Now seems the appropriate time to revive the piece in its former glory, with all parties in the UK housing market currently locked in a classic 'Mexican' stand-off (the true phrase should be a Dagenham stand-off, as any film aficionado will tell you).
Property prices have fallen in most areas since 2007, while the Government has kept mortgage rates low and encouraged a variety of schemes to help house hunters and to get financial institutions lending.
Still we seem trapped between over-optimistic homeowners - keen to hold out for the price they thought their property had risen to - and prospective purchasers who either will not, or cannot, pay a seller's price in a buyer's market.
Sensible observers have suggested that the huge property price rises of the last 30-odd years still need at least a degree of further correction and that homeowners could see the value of their primary asset fall further.
Other experts feel that a fresh upsurge in prices is just around the corner.
The Money Shot believes that the issue could be more decisively resolved by Clint Eastwood, a musical pocket watch and a Colt 1851 Navy.
NEWS IN BRIEF
Ryanair says it will not form any part of a consortium bid for Stansted Airport. Rumours that their lack of interest followed a surcharge on the weight of briefcases brought to meetings and a credit charge levy added to the purchase price at the last minute are entirely unfounded. The Money Shot considered contacting Ryanair boss Michael O’Leary for a comment, but decided that it would probably be unprintable.
The multi-billion pound merger deal between BAE Systems and EADS suffered a high-profile collapse this week. This prompted the Money Shot to ask whether this was the first time conflict involving the defence interests of the UK, France, Germany and the US had ever broken out? Answers on the back of a postcard to the usual address.
Football finance was in the news this week, with Rangers hoping that floating its shares on the Alternative Investment Market would help return the Glasgow side to former glories. More controversial was Newcastle United's shirt sponsorship deal with short-term, high-interest, 'payday' loan company Wonga. Should the Magpies make a late £150m swoop for Lionel Messi, the Toon Army would be well advised to check the APR.
Shameless plug time: With the shock news that a woman in south-west France has received a telephone bill for 12 quadrillion euros , Gocompare.com feels compelled to ask - has your home phone bill got out of hand?

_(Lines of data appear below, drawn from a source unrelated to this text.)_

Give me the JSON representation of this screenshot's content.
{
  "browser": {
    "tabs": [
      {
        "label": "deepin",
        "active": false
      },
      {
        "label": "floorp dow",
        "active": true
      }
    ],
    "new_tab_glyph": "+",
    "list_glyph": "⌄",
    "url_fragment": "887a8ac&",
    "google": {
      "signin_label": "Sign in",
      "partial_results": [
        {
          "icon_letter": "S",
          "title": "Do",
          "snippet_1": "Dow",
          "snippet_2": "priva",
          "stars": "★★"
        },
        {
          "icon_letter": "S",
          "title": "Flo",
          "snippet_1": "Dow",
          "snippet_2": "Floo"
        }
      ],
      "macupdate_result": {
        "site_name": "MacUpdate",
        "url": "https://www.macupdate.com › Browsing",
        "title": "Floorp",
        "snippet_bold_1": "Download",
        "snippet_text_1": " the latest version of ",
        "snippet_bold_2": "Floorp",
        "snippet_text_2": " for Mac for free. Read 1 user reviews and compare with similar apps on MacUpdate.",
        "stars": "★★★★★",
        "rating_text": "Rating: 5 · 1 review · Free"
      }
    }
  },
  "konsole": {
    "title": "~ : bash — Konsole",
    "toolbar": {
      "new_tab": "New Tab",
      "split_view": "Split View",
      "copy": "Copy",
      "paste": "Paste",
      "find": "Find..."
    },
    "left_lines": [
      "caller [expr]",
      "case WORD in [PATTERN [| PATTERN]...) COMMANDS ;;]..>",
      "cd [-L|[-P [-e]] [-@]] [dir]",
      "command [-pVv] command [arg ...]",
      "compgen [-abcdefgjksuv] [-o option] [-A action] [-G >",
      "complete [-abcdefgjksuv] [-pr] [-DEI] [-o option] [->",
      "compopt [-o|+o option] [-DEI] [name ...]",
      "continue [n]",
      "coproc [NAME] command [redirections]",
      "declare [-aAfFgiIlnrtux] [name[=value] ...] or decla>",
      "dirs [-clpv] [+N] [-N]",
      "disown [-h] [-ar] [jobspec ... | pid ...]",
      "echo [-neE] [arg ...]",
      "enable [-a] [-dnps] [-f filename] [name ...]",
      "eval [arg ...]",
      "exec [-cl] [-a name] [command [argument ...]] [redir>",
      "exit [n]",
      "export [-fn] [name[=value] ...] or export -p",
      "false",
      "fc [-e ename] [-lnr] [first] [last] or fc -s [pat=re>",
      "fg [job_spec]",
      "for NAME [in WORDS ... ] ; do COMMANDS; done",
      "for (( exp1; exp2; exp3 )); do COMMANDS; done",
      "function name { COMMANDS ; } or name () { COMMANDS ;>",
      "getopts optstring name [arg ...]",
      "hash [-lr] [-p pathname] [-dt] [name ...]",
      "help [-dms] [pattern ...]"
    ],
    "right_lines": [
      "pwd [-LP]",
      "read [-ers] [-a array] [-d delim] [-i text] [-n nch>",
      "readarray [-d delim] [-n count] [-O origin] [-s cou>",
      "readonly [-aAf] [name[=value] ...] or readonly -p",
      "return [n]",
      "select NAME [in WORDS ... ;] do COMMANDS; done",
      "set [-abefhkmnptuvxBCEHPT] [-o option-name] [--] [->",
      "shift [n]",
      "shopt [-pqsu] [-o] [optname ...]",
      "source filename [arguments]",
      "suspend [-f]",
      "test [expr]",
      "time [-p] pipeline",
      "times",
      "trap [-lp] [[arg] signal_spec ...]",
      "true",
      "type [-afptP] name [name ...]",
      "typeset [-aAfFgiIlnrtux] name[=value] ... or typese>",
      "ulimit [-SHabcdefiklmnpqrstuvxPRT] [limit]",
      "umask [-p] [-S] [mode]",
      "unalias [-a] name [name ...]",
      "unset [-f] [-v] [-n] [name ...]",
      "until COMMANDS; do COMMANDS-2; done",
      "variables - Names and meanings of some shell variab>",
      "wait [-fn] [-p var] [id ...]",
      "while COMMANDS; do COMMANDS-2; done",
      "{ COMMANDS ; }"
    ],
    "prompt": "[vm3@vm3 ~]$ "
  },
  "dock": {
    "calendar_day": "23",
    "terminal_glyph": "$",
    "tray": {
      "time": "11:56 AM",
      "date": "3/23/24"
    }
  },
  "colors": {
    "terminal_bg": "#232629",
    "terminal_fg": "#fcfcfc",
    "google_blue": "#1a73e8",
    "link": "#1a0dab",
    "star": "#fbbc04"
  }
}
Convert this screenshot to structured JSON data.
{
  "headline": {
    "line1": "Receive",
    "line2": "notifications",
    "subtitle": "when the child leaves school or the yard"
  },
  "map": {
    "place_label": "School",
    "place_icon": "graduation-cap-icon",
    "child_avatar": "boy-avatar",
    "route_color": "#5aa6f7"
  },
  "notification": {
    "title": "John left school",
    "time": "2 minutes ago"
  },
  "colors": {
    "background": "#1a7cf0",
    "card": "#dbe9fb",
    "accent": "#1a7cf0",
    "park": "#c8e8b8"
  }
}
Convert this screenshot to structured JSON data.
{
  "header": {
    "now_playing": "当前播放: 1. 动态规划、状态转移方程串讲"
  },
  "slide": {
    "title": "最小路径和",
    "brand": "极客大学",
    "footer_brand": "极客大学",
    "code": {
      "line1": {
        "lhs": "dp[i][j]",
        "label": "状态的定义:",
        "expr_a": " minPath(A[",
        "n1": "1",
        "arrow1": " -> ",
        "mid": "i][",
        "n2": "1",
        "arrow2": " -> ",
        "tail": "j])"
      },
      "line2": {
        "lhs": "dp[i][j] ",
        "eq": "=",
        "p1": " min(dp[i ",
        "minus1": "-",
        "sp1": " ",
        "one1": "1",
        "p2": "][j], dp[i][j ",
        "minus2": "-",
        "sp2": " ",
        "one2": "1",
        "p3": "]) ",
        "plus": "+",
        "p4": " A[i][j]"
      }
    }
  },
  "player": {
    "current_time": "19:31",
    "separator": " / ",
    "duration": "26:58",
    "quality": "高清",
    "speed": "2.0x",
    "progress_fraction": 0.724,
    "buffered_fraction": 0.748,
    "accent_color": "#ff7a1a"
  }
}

An elderly couple in Bedford were called to account after unwittingly growing the biggest cannabis plant that their local police had ever seen. The Money Shot cannot think of anything that would make it so lethargic as to let the garden get that out of hand.
ON COVERED MAG THIS WEEK
Ever fancied hitting the pub with one of history's greats? Michelangelo, maybe? Don't bother. Wouldn't put his hand in his pocket, spent the entire night hoovering up the empties, then finally bought a round of slops for everyone (10p a pint in Llareggub Rugby Club). Don't believe me? Check out Rachel England's exposé of miserly Mike, one of history's 10 biggest tightwads.
What are your thoughts on doggy style? Dave Jenkins reveals the intimate secrets of canines and their coats.
Daniel Bevis has been singing the praises of the much-loved 4x4. He makes a good case, but the Money Shot is not convinced. In true Spinal Tap fashion, it wants one that goes up to five.
Felicity Hannah told us what George Osborne should do to mend the economy. Cut, spend, save, tax and expand. Easy.
In this age of austerity, people are looking for money-saving tips in all aspects of their lives, and diet is no exception.
But the Money Shot whole-heartedly urges loyal readers to stay away from culinary approaches that are likely to lead to Darwin Award nominations. Ben Siegel Reptile Store's cockroach-eating competition is the sort of thing that springs readily to mind.
The Swansea restaurant that served whisky to Sonny Rees on his second birthday would also seem to have one or two questions to answer, and it left the Money Shot musing. In its own home valleys metropolis of Merthyr Tydfil, there was no way you'd get served until you were at least 13.